— Exercise details —
Look through the data and write out every line with the word "Show" in it.

— Supplied records —
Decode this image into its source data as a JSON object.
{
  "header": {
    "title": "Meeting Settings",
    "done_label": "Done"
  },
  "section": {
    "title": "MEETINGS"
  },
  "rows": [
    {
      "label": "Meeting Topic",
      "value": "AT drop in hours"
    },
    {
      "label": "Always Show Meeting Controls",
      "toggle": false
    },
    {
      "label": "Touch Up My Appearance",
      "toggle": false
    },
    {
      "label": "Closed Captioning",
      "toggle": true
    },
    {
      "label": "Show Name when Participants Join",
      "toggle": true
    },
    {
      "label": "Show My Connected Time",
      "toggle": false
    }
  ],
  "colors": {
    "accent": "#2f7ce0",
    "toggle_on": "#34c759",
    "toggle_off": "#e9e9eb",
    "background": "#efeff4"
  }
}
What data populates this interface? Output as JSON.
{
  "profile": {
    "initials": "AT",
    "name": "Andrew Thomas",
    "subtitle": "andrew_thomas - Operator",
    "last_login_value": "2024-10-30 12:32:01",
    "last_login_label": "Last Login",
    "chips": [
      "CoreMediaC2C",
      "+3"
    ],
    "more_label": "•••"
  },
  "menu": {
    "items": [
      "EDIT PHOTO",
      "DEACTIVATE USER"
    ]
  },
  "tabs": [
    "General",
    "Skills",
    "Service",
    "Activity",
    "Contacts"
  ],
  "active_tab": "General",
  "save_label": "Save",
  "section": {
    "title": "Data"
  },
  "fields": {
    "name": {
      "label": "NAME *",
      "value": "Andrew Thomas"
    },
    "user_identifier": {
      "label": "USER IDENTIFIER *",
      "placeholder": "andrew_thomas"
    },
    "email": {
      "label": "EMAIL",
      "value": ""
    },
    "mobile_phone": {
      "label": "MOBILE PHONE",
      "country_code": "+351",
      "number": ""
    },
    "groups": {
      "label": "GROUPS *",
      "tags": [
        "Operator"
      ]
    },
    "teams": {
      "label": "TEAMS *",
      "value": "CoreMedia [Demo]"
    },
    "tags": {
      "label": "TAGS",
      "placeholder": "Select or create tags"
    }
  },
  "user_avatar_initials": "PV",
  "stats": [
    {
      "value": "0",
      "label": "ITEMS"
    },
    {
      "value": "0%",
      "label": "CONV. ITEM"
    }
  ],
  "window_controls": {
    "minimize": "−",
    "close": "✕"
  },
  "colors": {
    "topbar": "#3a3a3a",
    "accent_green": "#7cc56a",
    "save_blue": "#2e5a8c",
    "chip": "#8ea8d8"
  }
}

— Expected output —
      "label": "Always Show Meeting Controls",
      "label": "Show Name when Participants Join",
      "label": "Show My Connected Time",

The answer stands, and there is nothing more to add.